(Data section Opens)

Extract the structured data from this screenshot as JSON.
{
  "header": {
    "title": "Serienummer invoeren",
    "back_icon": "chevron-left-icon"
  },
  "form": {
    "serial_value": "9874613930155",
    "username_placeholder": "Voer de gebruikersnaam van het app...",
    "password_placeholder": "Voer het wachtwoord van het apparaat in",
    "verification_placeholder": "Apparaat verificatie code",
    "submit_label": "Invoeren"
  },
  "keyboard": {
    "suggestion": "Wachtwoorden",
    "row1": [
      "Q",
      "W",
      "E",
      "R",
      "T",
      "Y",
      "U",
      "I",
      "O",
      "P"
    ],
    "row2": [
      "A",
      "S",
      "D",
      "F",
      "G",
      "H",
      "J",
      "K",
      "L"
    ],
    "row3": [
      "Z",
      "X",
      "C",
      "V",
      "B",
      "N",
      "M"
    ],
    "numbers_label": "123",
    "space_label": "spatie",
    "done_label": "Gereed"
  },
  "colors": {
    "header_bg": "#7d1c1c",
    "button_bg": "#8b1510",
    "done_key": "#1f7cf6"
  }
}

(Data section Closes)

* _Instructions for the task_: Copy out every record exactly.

* _Written answer_:
Extract the structured data from this screenshot as JSON.
{
  "header": {
    "title": "Serienummer invoeren",
    "back_icon": "chevron-left-icon"
  },
  "form": {
    "serial_value": "9874613930155",
    "username_placeholder": "Voer de gebruikersnaam van het app...",
    "password_placeholder": "Voer het wachtwoord van het apparaat in",
    "verification_placeholder": "Apparaat verificatie code",
    "submit_label": "Invoeren"
  },
  "keyboard": {
    "suggestion": "Wachtwoorden",
    "row1": [
      "Q",
      "W",
      "E",
      "R",
      "T",
      "Y",
      "U",
      "I",
      "O",
      "P"
    ],
    "row2": [
      "A",
      "S",
      "D",
      "F",
      "G",
      "H",
      "J",
      "K",
      "L"
    ],
    "row3": [
      "Z",
      "X",
      "C",
      "V",
      "B",
      "N",
      "M"
    ],
    "numbers_label": "123",
    "space_label": "spatie",
    "done_label": "Gereed"
  },
  "colors": {
    "header_bg": "#7d1c1c",
    "button_bg": "#8b1510",
    "done_key": "#1f7cf6"
  }
}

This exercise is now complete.